_What this task involves_: From the entries that follow, report every line in which "image" occurs.

_Exercise input_:
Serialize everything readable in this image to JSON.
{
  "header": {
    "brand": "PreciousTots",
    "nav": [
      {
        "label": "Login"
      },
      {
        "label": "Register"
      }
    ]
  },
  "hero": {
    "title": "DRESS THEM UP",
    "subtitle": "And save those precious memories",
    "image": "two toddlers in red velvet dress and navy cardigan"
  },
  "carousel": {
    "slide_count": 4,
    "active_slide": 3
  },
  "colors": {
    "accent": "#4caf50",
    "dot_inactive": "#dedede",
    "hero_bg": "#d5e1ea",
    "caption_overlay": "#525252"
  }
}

_Task result_:
Serialize everything readable in this image to JSON.
    "image": "two toddlers in red velvet dress and navy cardigan"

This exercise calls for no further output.